**Data section**.
******************************

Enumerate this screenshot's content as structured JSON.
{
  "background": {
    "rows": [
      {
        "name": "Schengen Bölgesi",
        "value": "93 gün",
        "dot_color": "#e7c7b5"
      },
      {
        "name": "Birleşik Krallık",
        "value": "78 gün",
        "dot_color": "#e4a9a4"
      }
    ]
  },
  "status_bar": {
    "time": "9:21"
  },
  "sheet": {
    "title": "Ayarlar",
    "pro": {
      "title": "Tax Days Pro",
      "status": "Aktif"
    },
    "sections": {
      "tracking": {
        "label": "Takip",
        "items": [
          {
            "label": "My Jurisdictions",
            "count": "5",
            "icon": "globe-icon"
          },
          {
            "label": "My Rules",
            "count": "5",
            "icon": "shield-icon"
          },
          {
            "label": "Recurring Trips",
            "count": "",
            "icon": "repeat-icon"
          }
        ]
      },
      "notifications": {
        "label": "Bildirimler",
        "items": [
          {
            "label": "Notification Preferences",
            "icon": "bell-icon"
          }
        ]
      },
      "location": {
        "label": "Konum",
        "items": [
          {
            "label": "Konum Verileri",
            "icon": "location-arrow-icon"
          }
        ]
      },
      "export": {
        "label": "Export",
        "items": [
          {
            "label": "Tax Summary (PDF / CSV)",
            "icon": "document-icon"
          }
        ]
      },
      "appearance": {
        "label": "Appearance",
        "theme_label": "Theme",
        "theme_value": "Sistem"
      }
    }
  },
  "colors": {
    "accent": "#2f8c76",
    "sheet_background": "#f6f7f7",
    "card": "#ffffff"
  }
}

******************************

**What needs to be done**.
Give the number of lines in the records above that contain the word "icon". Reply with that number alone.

**Solution**.
6